Oh, well, having three boys. I’m used to giving advice like that, and that’s just whatever it is that you do. And I’m repeating an old adage, we all know it, but if you find something that you love, you’ll never work a day in your life. There’s nothing more pertinent to someone’s life and happiness and their trajectory than that saying, you know, and I’ve, I’ve just been so lucky to have that ratio of my job that I despise being very small all my life, you know? And not having to go to a job that I 80% cat stand, you know?

Eric Worral: (17:55)
Yeah. It’s interesting listening to your story because I feel like probably a lot of our listeners and people who do real estate investing might be in that job they can’t stand and they’re hoping that this is going to be that vehicle that gets them out of it. Right. Where you kind of just went like, Oh, like why don’t I try this? And then all of a sudden you got out of it, but it wasn’t because you hated what you were doing. You’re just transitioning and changing. Yeah. Very true. Yeah.

Steve Fox: (18:16)
Yeah. But I, I think you know, from what I’ve seen, the people who do the best at it, it seemed to find an area or a niche that they learn really well. You know, like our situation, we own a, a condo in, in Florida, you know, stuff like there’s little stuff like our co cottage in Canada, but for the most part, everything we’re doing is in Nashville and more specifically in our area and we really have come to know that area. And w you know, I think there’s something to be said for finding a little pocket of real estate where you really learned to understand it and you can really do well.

Eric Worral: (18:53)
Yeah, yeah. I’m sure you can walk into a house in that little area in Nashville and you know, within five minutes whether or not it makes sense or not. Yeah,

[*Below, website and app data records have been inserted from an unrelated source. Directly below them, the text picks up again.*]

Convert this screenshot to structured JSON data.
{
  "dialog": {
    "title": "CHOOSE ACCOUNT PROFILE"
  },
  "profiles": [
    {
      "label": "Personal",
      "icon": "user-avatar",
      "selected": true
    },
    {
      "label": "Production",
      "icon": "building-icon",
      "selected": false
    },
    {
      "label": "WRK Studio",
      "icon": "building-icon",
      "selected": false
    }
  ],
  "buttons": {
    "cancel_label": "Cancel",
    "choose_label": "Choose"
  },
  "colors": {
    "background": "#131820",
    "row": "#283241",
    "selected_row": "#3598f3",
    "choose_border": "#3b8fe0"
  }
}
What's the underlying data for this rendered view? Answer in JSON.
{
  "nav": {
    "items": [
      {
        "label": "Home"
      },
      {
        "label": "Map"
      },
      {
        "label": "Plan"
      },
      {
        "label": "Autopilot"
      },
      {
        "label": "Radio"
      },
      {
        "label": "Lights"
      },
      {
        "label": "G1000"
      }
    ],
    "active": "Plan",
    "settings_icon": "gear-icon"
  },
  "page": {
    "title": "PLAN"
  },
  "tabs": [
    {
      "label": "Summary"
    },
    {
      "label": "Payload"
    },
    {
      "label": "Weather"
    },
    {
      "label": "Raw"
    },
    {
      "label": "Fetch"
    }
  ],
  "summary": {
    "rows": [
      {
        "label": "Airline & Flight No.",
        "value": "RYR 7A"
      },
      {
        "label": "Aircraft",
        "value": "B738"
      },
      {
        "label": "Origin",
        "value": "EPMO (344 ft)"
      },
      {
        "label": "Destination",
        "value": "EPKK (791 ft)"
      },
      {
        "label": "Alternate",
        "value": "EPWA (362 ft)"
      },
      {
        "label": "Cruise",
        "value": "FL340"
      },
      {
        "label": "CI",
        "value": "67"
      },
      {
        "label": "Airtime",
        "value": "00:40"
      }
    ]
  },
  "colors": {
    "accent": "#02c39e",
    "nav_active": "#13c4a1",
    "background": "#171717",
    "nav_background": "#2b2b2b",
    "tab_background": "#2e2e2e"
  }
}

Steve Fox: (19:01)
There’s a guy in Crystal Beach named Phil Smith who’s a, a real estate agent. He was the youngest. He now he’s in his early forties. He was the youngest real estate agent in Ontario at 19 years old. And now he’s just the man in the D and his specializes in crystal beach. I mean Ridgeway too, but really he was there when the town was really, you know, struggling and when now it’s rebounded incredibly on. The houses are really way too expensive. But all these little cottages, he was grabbing up for, you know, $30,000 and, and fixing them up and now he owns restaurants and he owns the main strip. You know, he’s just, the guy is a great guy and he just, it’s a quintessential example of that, a dude that found that one, you know, area and specialized in it and did really well.

Eric Worral: (19:53)
Yeah. All right. Yeah. Well, thank you so much for stopping in. I’ll find candidates. It was interesting hearing your story and yeah. Thank you for traveling from another country to be here today.

Steve Fox: (20:04)
Thank you. Really appreciate it.

Eric Worral: (20:05)
Thanks, Steve.